### WORK TO COMPLETE
Reply with nothing but the number of lines in the data below where the word "button" occurs.

***** EXERCISE MATERIAL *****

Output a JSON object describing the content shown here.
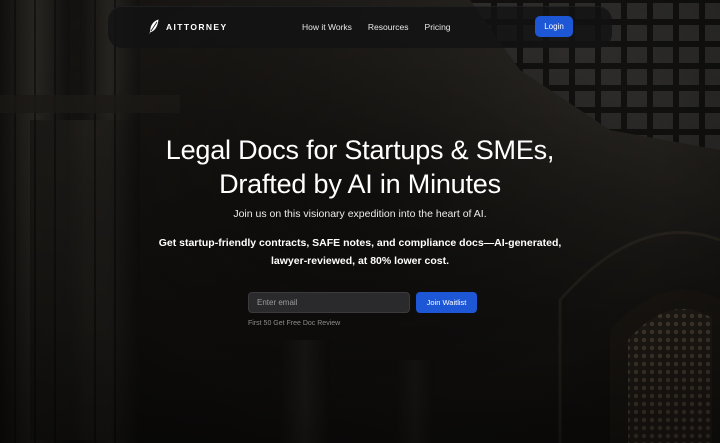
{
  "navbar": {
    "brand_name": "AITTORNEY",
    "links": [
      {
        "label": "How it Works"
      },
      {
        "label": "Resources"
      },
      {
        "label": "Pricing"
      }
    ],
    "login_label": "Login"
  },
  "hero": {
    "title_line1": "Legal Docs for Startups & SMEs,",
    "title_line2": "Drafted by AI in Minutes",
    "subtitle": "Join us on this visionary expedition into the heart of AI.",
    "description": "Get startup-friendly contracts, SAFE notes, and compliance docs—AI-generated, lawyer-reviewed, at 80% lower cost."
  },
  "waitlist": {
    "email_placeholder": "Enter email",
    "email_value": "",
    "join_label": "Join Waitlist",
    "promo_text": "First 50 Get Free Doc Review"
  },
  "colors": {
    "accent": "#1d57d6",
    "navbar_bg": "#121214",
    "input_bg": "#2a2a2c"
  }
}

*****
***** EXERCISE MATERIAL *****

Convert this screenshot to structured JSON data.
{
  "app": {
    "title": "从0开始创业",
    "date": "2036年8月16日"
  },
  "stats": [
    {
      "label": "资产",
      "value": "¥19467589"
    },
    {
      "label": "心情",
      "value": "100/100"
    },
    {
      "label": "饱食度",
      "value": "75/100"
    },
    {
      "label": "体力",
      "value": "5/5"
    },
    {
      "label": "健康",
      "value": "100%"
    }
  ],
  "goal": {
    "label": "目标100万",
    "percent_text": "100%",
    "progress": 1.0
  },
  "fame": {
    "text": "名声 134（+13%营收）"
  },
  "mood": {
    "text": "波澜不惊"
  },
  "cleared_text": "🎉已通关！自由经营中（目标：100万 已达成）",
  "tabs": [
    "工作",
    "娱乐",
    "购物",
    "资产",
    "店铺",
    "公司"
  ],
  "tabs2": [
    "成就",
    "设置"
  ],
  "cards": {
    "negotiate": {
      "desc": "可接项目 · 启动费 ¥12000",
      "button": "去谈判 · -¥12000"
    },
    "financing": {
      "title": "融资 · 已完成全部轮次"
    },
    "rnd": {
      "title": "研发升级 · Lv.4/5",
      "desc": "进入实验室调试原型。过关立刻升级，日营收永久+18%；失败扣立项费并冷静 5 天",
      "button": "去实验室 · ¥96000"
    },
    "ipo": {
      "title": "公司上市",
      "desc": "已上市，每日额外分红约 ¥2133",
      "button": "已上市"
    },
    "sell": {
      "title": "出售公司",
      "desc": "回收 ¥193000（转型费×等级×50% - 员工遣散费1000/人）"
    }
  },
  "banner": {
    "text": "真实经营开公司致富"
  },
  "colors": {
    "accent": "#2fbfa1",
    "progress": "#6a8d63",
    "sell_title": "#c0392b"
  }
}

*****

### RESPONSE TO THE EXERCISE
3